Antique Brass

Antique Brass
If the shiny new look of your brass items do not appeal you, then you can go for an antique effect. This article explains what antique brass is and how you can get that vintage look at home.
Brass is an alloy of 67% copper and 33% zinc. It has wide uses in home decoration in the form of electric fixtures, lamp shades, faucets, and other accent pieces. While the gold-like shine of new brass looks royal, some people prefer the vintage look. Antique brass is a result of a chemical process called oxidation which takes place over a span of years. However, you don't need to wait for years to get the vintage effect on your brass. You can artificially antique brass yourself.
How to Antique Brass
An antique finish can be obtained with the help of certain chemicals; ferric nitrate is often used. You can give an antique polish to old as well as brand new, high-shine brass. Clean the brass item thoroughly prior to polishing. You can use cleaning products such as a dish soap or liquid detergent for this. Thoroughly cleanse the surface and remove any visible dirt or grime. Dirt can prevent the chemicals from uniformly covering the surface. After cleaning, wipe dry with a soft washcloth.

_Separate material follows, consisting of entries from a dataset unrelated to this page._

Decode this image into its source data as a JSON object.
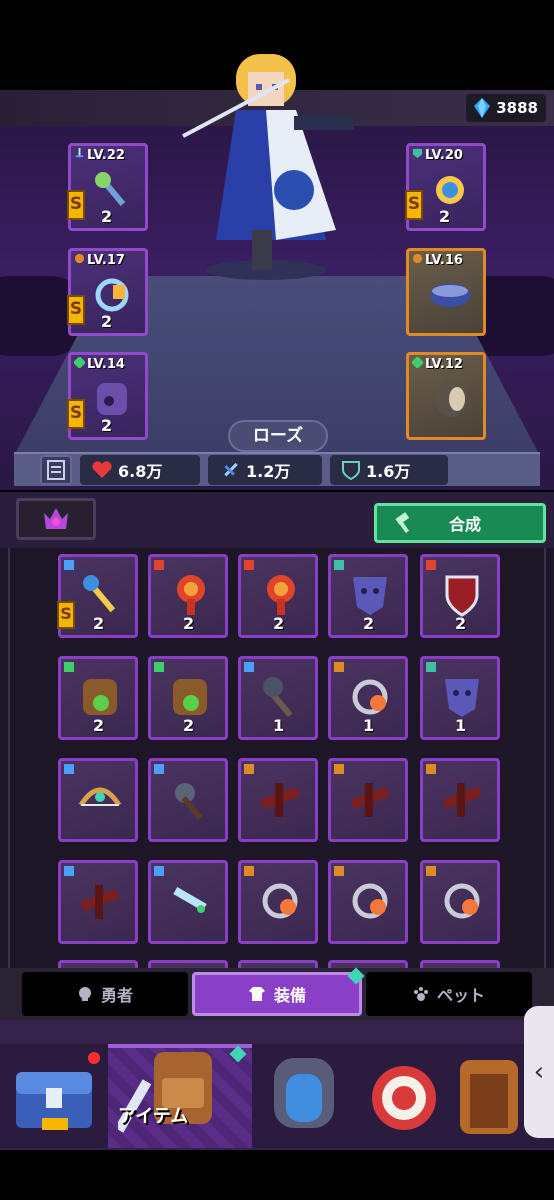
{
  "currency": {
    "gems": "3888",
    "icon": "blue-gem-icon"
  },
  "hero": {
    "name": "ローズ",
    "stats": {
      "hp": "6.8万",
      "atk": "1.2万",
      "def": "1.6万"
    },
    "equipped": [
      {
        "side": "left",
        "level": "LV.22",
        "count": "2",
        "item": "staff-icon"
      },
      {
        "side": "left",
        "level": "LV.17",
        "count": "2",
        "item": "ring-icon"
      },
      {
        "side": "left",
        "level": "LV.14",
        "count": "2",
        "item": "purple-glove-icon"
      },
      {
        "side": "right",
        "level": "LV.20",
        "count": "2",
        "item": "amulet-icon"
      },
      {
        "side": "right",
        "level": "LV.16",
        "count": "",
        "item": "bracelet-icon"
      },
      {
        "side": "right",
        "level": "LV.12",
        "count": "",
        "item": "boot-icon"
      }
    ]
  },
  "inventory": {
    "fuse_label": "合成",
    "rows": [
      [
        {
          "count": "2",
          "item": "golden-staff-icon"
        },
        {
          "count": "2",
          "item": "fire-scroll-icon"
        },
        {
          "count": "2",
          "item": "fire-scroll-icon"
        },
        {
          "count": "2",
          "item": "mask-icon"
        },
        {
          "count": "2",
          "item": "shield-icon"
        }
      ],
      [
        {
          "count": "2",
          "item": "green-glove-icon"
        },
        {
          "count": "2",
          "item": "green-glove-icon"
        },
        {
          "count": "1",
          "item": "mace-icon"
        },
        {
          "count": "1",
          "item": "ring-icon"
        },
        {
          "count": "1",
          "item": "mask-icon"
        }
      ],
      [
        {
          "count": "",
          "item": "bow-icon"
        },
        {
          "count": "",
          "item": "spiked-mace-icon"
        },
        {
          "count": "",
          "item": "crossbow-icon"
        },
        {
          "count": "",
          "item": "crossbow-icon"
        },
        {
          "count": "",
          "item": "crossbow-icon"
        }
      ],
      [
        {
          "count": "",
          "item": "crossbow-icon"
        },
        {
          "count": "",
          "item": "dagger-icon"
        },
        {
          "count": "",
          "item": "ring-icon"
        },
        {
          "count": "",
          "item": "ring-icon"
        },
        {
          "count": "",
          "item": "ring-icon"
        }
      ]
    ]
  },
  "tabs": [
    {
      "label": "勇者",
      "icon": "skull-icon"
    },
    {
      "label": "装備",
      "icon": "shirt-icon"
    },
    {
      "label": "ペット",
      "icon": "paw-icon"
    }
  ],
  "nav": {
    "active_label": "アイテム"
  },
  "colors": {
    "purple_border": "#8a3ec6",
    "orange_border": "#e08a26",
    "fuse_green": "#1a8a54",
    "gem": "#2aa8ff"
  }
}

There are many ways in which you can antique polish your brass item. The first method involves adding half a teaspoon of ferric nitrate to a pint of distilled water. Gently warm the surface that is to be polished. You can place it in an oven at low heat. Next, spray or use a paint brush to apply the solution on the surface. Allow it to dry for some time. Check the tint of the antique polish and decide if you wish to give another coat.
The second method is a little complicated, but it also produces the richest and most rustic result. Add a spoonful of ferric chloride to the ferric nitrate solution from the first method. The solution formed is called Florentine solution. Apply this solution in the same way as mentioned above. Once you get a brown tint, wash the solution off with cold water. Dry the item with damp newspapers. Now use some #00 steel wool to brush the surface. Leave it untouched for 12 hours. After that, check the tint and repeat the procedure if required. You can repeat it as many times as you wish, until you get the desired finish.
Another method of oxidation is by using vinegar. You can substitute vinegar for ferric nitrate solution and repeat the procedure as given in the first method. An alternative to this method is suspending the brass item in a container of vinegar. Take a large container of vinegar and suspend the item with cheesecloth or a rubber band. The fumes emanating from vinegar oxidize the surface, giving it the required antique look. However, the oxidation done by this method is not very effective. Hence, you would be better off relying on the first two methods.
Antiquing can also be done on non-brass objects. You can find specialized antique polish paints in the market, which can be used on any material. However, avoid using spray paints in the areas that are exposed to a lot of manual handling or rough weather.
After getting the desired look, you must seal it with bee wax or paste wax to preserve the polish. Cleaning antique brass items on a regular basis is also important. You can use special brass cleaning solutions for this. Avoid the use of harsh chemicals or solvents for cleaning.